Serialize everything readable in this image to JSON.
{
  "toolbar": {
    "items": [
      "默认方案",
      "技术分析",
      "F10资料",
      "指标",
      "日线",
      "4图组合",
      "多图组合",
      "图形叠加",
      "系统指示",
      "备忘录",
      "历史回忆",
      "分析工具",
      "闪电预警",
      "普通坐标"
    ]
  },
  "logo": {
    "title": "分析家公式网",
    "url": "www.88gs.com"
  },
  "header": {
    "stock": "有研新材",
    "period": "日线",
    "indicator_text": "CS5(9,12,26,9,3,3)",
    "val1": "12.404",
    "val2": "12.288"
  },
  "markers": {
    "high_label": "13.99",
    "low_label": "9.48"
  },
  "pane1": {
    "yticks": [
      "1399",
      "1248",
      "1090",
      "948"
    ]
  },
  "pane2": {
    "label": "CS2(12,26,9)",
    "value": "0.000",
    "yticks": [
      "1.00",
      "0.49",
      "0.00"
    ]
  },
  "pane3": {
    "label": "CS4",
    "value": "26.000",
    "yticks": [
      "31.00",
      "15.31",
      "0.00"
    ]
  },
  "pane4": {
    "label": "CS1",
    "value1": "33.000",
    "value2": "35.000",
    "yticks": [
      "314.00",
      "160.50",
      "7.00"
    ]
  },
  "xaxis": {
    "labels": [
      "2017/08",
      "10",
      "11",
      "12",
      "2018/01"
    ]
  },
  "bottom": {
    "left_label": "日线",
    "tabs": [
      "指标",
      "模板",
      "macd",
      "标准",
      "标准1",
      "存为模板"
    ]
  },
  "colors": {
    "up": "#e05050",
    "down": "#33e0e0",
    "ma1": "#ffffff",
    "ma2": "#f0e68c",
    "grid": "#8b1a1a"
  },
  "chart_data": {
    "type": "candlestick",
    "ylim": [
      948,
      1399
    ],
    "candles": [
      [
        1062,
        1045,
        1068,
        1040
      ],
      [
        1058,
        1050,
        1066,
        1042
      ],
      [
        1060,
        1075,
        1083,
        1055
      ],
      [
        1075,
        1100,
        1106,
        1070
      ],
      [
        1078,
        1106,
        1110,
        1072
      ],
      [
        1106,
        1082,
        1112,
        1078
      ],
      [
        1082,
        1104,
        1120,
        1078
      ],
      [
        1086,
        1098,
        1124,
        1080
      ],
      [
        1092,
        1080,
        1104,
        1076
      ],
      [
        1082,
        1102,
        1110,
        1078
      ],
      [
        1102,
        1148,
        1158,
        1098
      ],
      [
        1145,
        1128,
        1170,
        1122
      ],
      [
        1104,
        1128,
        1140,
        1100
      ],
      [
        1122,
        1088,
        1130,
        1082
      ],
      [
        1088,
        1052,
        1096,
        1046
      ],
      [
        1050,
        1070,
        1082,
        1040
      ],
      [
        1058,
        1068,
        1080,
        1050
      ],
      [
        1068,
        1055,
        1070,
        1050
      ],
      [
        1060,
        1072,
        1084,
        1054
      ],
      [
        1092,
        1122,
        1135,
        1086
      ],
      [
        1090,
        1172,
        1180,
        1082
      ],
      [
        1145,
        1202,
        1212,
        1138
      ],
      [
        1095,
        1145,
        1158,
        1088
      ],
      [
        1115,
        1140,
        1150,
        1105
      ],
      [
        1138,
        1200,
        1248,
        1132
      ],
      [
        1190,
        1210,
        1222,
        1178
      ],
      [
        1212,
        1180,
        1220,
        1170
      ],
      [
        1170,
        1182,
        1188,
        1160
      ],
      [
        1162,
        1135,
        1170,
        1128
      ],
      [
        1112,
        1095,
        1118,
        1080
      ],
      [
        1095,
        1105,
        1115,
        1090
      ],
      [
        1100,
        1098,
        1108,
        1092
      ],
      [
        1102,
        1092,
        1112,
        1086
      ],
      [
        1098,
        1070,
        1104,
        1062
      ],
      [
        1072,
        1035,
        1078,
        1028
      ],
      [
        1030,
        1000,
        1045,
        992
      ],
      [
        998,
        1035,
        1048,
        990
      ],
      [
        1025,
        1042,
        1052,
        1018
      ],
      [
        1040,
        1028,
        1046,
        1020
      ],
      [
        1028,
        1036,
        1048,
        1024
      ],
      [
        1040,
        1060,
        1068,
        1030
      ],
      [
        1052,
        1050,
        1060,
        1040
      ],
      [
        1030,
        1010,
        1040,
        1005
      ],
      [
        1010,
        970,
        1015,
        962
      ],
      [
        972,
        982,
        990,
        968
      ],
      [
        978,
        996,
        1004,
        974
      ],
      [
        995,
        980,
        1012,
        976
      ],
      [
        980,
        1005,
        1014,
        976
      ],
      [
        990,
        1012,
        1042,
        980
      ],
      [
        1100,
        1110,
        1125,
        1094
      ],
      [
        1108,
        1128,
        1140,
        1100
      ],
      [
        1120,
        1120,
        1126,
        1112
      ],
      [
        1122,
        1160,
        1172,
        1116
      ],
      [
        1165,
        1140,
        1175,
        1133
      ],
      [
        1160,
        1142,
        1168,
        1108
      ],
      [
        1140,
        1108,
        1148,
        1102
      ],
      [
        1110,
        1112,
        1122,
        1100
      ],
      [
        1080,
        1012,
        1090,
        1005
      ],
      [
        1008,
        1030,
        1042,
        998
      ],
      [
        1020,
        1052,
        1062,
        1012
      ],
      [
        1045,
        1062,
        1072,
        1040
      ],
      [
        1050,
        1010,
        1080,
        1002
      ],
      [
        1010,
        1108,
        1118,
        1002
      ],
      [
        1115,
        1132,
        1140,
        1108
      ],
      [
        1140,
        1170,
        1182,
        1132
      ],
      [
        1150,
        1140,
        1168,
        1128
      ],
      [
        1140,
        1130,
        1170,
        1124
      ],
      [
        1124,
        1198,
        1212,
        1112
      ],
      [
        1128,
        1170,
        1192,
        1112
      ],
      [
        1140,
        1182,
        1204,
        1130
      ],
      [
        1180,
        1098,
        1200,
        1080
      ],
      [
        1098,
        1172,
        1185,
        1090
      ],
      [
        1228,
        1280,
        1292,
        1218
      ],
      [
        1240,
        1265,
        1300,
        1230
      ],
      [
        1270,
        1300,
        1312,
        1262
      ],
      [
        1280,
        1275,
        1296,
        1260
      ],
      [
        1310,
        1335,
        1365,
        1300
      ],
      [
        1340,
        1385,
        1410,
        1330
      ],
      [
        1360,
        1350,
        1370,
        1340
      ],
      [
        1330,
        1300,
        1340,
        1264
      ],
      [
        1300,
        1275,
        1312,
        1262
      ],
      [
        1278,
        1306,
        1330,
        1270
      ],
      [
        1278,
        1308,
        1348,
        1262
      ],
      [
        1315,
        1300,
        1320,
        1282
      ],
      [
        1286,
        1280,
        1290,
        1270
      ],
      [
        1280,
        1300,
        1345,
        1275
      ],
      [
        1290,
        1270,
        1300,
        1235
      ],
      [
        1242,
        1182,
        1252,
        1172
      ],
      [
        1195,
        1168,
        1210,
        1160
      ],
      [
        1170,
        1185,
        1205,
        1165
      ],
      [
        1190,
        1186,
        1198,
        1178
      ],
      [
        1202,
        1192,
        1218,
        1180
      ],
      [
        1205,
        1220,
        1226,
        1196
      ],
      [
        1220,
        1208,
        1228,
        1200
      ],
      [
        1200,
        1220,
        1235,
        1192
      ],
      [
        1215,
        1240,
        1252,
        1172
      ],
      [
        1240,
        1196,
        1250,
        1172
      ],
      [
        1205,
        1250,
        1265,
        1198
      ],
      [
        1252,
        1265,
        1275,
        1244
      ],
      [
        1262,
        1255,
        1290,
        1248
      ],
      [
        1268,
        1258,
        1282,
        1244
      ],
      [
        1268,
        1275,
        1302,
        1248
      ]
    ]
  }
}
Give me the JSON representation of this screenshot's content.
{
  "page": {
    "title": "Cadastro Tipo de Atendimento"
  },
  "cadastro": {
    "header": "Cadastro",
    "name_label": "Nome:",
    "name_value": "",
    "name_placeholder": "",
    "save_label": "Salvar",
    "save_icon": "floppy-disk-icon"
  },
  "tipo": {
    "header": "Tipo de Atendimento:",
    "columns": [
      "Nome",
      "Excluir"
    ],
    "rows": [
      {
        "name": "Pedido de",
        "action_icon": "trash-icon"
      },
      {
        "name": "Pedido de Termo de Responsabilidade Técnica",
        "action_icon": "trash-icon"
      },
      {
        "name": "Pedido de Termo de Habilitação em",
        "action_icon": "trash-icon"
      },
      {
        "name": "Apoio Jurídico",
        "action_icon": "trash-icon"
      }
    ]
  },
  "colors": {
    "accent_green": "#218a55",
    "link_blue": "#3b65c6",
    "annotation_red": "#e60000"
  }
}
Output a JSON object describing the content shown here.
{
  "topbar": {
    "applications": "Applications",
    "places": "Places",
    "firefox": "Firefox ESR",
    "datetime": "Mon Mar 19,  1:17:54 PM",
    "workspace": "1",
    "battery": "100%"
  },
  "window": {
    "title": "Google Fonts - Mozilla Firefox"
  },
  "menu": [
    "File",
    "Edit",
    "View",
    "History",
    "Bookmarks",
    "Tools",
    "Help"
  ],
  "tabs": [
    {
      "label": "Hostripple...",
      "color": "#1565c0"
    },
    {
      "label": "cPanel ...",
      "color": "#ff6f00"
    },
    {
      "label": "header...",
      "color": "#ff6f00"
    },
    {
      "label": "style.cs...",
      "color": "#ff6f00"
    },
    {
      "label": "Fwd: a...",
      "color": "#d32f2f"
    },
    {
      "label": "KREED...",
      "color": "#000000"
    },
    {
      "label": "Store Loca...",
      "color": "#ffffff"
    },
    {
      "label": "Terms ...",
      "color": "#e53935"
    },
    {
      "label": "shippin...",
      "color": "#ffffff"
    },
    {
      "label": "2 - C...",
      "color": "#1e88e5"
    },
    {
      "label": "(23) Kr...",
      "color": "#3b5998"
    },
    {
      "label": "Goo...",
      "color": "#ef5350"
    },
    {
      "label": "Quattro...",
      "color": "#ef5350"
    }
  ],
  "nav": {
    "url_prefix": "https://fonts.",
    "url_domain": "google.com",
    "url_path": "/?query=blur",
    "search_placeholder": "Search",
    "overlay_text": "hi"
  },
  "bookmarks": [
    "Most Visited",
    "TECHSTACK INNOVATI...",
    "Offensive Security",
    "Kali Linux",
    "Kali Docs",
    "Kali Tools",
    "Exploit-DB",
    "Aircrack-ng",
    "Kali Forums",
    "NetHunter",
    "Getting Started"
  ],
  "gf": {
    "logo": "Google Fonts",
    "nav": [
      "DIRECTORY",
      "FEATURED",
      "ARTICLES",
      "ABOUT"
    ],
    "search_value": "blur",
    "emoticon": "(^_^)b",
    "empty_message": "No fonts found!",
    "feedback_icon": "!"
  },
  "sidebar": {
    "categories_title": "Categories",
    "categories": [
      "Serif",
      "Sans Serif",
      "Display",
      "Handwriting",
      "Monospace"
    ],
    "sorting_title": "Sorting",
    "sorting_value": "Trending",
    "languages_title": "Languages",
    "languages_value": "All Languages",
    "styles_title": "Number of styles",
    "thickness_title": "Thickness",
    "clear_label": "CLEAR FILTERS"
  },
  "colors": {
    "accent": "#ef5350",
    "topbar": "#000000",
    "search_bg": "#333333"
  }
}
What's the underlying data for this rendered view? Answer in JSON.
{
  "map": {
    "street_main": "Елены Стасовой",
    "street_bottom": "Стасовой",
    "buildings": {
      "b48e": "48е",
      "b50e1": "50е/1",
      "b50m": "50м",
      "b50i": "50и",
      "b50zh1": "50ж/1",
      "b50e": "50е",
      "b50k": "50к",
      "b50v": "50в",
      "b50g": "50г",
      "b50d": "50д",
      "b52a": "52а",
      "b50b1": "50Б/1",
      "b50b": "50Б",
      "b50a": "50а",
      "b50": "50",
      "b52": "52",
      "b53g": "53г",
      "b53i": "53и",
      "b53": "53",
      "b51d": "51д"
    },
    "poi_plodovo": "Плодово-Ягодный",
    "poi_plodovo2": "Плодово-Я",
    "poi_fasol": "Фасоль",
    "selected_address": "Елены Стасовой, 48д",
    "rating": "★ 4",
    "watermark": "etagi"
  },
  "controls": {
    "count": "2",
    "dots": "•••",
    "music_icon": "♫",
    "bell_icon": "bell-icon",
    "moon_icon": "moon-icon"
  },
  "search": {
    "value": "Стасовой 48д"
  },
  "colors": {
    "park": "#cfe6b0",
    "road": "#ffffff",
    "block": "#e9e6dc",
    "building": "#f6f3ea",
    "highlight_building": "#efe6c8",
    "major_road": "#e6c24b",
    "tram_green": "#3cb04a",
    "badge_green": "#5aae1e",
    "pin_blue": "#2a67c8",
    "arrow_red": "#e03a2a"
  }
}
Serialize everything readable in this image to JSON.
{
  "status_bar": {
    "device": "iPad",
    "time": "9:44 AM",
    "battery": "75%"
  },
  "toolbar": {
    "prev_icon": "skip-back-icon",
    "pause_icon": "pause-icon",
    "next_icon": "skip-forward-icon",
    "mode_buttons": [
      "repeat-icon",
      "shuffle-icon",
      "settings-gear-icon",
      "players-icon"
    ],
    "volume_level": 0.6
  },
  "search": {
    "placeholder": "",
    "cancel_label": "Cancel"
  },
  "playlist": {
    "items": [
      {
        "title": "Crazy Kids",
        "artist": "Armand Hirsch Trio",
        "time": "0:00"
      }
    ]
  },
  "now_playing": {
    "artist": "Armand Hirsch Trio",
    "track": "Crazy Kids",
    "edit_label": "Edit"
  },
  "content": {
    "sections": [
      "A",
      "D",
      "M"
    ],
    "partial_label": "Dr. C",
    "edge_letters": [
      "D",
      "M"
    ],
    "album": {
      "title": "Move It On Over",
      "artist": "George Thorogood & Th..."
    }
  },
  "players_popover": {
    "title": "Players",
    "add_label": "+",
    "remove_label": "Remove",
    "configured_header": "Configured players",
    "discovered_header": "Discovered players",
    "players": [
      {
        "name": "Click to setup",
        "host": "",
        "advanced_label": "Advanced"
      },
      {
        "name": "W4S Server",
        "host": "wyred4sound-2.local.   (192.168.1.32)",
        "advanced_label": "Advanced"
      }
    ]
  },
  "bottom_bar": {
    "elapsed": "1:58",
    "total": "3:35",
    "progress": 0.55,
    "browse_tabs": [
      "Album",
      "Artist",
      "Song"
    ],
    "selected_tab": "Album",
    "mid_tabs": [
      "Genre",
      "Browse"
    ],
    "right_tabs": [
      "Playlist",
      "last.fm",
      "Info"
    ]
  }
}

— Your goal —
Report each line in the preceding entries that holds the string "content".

— Output of the task —
Give me the JSON representation of this screenshot's content.
Output a JSON object describing the content shown here.
  "content": {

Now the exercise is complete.